The worldbuilding is definitely its biggest asset; the various details of the underworld are vivid and often genuinely creepy, and I wished that the entirety of the story was set there (the idea of underworld soul trees is fantastic).

And the two villains–one human, the other a demon–overshadow Sychia, Miko, and Haben as the stars of the story. They’re magnetic in a way that the protagonists aren’t, and while I’ll always love despicable baddies that I can sink my teeth into, if I’m rooting for them over the heroes for no reason other than that they actually feel more three dimensional than the latter, that’s kind of a big problem.

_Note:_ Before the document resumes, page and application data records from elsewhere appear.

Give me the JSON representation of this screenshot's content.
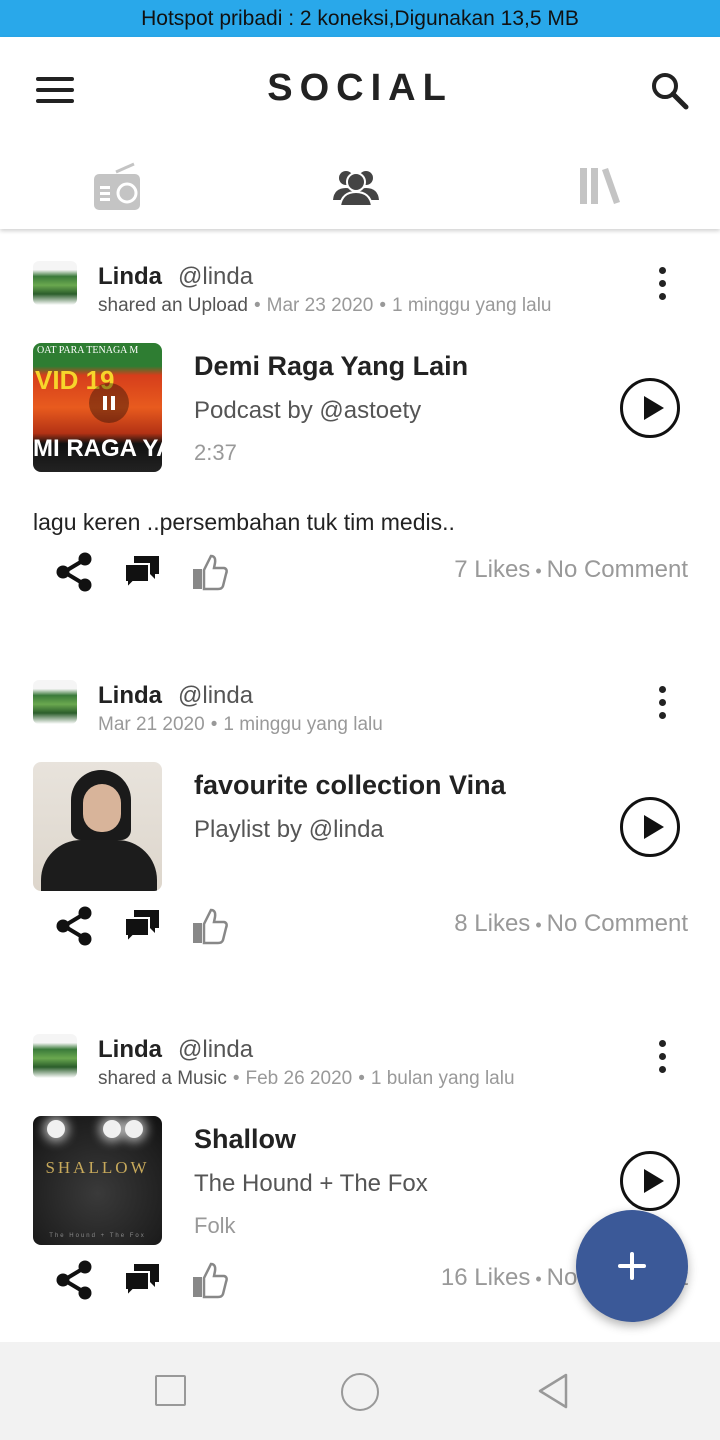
{
  "status_bar": {
    "text": "Hotspot pribadi : 2 koneksi,Digunakan 13,5 MB"
  },
  "header": {
    "title": "SOCIAL"
  },
  "tabs": [
    {
      "name": "radio",
      "icon": "radio-icon"
    },
    {
      "name": "social",
      "icon": "people-icon",
      "active": true
    },
    {
      "name": "library",
      "icon": "library-icon"
    }
  ],
  "posts": [
    {
      "user": "Linda",
      "handle": "@linda",
      "action": "shared an Upload",
      "date": "Mar 23 2020",
      "ago": "1 minggu yang lalu",
      "media": {
        "title": "Demi Raga Yang Lain",
        "subtitle": "Podcast by @astoety",
        "extra": "2:37",
        "thumb_text_top": "OAT PARA TENAGA M",
        "thumb_text_mid": "VID 19",
        "thumb_text_bottom": "MI RAGA YANG"
      },
      "caption": "lagu keren ..persembahan tuk tim medis..",
      "likes": "7 Likes",
      "comments": "No Comment"
    },
    {
      "user": "Linda",
      "handle": "@linda",
      "action": "",
      "date": "Mar 21 2020",
      "ago": "1 minggu yang lalu",
      "media": {
        "title": "favourite collection Vina",
        "subtitle": "Playlist by @linda",
        "extra": ""
      },
      "caption": "",
      "likes": "8 Likes",
      "comments": "No Comment"
    },
    {
      "user": "Linda",
      "handle": "@linda",
      "action": "shared a Music",
      "date": "Feb 26 2020",
      "ago": "1 bulan yang lalu",
      "media": {
        "title": "Shallow",
        "subtitle": "The Hound + The Fox",
        "extra": "Folk",
        "thumb_word": "SHALLOW",
        "thumb_sub": "The Hound + The Fox"
      },
      "caption": "",
      "likes": "16 Likes",
      "comments": "No Comment"
    }
  ],
  "colors": {
    "status_bar": "#29a8ea",
    "fab": "#3b5998",
    "text_muted": "#999999"
  }
}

Overall, the story didn’t do much for me, but the good news is that I’m 1000% in the minority and many other readers did love it, so if you’re into underworld stories then it wouldn’t hurt to try this one out.